5 Rothenberg, “Relation of the Tripartite Division of the Law and the Public/Private Distinction: Examining the Streams of Thought behind Them,” 809.
6 For further argumentation, see: Turrettin, Institutes of Elenctic Theology, 2.11.24–26 (pp 145–167); Ross, From the Finger of God, 51–114; Tom Hicks, “The Division of the Old Testament Law,” Founders Ministries (blog), February 18, 2019, https://founders.org/2016/04/23/the-division-of-old-testament-law/.
7 Concerning the division of the law into two tables, see 2LBC chapter 19 paragraph 2, and Tom Nettles’ article that contains an exposition of this paragraph.
8 For a full defense of the abrogation of the ceremonial law, see: Turrettin, Institutes of Elenctic Theology, 2.11.25–26 (pp 158–168); Ross, From the Finger of God, 265–95.
9 John Calvin, John T. McNeill, and Ford Lewis Battles, Institutes of the Christian Religion, 1559 translation edition (Westminster John Knox Press, 1960), 4:20:14–14; Samuel E Waldron, A Modern Exposition of the 1689 Baptist Confession of Faith, 5th ed. (S.l.: Evangelical Press, 2016), 283.
10 It is worth noting that there is a small group of believers that argue for the abiding validity and enforcement of the judicial laws. Those of such a mind are called “theonomists.” For a substantive critique of such views, see: W. Robert Godfrey, Theonomy: A Reformed Critique (Michigan: Academie Books, 1994); Samuel Waldron, “Theonomy: A Reformed Baptist Assessment,” The Reformed Reader, accessed February 18, 2019, https://www.reformedreader.org/rbs/tarba.htm.
11 Turrettin, Institutes of Elenctic Theology, 2.11.3 (p 12).

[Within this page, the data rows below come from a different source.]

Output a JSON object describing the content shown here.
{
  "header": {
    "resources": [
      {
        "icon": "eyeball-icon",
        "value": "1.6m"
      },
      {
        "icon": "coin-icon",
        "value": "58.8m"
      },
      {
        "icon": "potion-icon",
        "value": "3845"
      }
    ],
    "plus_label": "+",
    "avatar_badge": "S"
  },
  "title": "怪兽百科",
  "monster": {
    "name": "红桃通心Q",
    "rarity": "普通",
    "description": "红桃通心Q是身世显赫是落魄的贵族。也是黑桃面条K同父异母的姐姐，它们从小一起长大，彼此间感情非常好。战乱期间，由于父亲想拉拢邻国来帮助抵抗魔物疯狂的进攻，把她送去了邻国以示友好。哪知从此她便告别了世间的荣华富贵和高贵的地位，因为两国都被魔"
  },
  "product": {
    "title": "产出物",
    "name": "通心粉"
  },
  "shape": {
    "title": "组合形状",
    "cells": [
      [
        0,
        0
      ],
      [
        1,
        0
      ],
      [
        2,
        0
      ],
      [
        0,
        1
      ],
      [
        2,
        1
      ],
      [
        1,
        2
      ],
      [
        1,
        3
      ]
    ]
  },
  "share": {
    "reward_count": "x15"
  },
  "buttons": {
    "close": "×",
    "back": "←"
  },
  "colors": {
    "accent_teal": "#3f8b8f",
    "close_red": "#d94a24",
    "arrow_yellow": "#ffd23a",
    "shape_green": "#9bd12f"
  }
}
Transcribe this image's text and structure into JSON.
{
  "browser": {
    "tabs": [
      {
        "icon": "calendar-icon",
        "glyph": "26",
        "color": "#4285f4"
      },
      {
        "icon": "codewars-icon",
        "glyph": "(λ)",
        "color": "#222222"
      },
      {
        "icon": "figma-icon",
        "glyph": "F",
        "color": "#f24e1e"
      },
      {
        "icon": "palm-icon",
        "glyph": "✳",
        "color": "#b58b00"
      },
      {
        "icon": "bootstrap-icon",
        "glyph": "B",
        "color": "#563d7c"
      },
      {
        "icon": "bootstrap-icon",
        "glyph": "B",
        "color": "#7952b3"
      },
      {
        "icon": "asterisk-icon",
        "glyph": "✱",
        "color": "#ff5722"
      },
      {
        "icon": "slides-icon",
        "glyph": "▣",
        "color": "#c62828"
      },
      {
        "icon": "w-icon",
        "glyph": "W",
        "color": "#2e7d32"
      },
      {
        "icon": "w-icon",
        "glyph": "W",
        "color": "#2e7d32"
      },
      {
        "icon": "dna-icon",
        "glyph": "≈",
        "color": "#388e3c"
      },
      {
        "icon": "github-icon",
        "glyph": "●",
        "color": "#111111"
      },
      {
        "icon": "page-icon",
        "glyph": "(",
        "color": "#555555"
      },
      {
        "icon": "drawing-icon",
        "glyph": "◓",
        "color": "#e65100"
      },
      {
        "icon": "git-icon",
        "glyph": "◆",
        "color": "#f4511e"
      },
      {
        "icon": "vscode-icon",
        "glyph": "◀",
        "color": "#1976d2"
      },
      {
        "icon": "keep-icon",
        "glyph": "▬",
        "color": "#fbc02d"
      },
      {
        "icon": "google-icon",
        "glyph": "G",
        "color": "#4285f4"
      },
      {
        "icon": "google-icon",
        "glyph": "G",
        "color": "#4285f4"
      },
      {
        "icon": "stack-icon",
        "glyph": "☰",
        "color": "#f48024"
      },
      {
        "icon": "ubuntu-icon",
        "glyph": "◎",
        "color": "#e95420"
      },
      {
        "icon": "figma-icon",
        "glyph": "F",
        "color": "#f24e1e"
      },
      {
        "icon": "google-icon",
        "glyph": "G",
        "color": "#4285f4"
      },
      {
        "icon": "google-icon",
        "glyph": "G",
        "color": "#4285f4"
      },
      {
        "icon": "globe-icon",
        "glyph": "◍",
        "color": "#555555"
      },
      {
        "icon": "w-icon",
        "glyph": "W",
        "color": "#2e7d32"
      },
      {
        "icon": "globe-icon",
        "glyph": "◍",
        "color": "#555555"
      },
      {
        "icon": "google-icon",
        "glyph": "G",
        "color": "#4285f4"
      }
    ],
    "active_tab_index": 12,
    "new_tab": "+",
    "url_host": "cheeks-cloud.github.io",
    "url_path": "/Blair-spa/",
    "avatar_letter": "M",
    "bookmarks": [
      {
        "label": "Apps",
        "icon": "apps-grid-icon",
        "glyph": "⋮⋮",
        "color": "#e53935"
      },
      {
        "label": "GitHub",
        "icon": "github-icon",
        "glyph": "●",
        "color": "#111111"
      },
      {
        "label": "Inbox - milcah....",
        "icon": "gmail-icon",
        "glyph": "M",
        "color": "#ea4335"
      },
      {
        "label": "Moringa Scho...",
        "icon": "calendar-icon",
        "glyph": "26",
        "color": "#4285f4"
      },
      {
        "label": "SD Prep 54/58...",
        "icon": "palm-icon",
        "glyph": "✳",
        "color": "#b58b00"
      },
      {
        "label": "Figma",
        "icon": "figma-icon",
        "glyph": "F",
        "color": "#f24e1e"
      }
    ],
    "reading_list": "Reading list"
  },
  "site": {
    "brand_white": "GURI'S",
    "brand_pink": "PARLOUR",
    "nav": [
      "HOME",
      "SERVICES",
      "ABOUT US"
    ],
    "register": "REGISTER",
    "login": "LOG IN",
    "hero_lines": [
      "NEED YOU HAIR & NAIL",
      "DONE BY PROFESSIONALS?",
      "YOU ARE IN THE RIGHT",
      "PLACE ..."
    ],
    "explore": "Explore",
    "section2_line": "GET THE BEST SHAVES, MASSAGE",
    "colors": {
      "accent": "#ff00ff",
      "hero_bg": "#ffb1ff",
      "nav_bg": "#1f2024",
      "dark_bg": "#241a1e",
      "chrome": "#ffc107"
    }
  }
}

12 For more on the human obligation to obey God’s moral law, see: Ernest Kevan, The Grace of Law: A Study in Puritan Theology (Morgan, PA: Soli Deo Gloria, 1997), 172–73; Ross, From the Finger of God, 308–50; Turrettin, Institutes of Elenctic Theology, 2.11.23 (pp 141–145).
13 For more on this increased obligation, see: Ross, From the Finger of God, 341–44; Kevan, The Grace of Law, 173–76.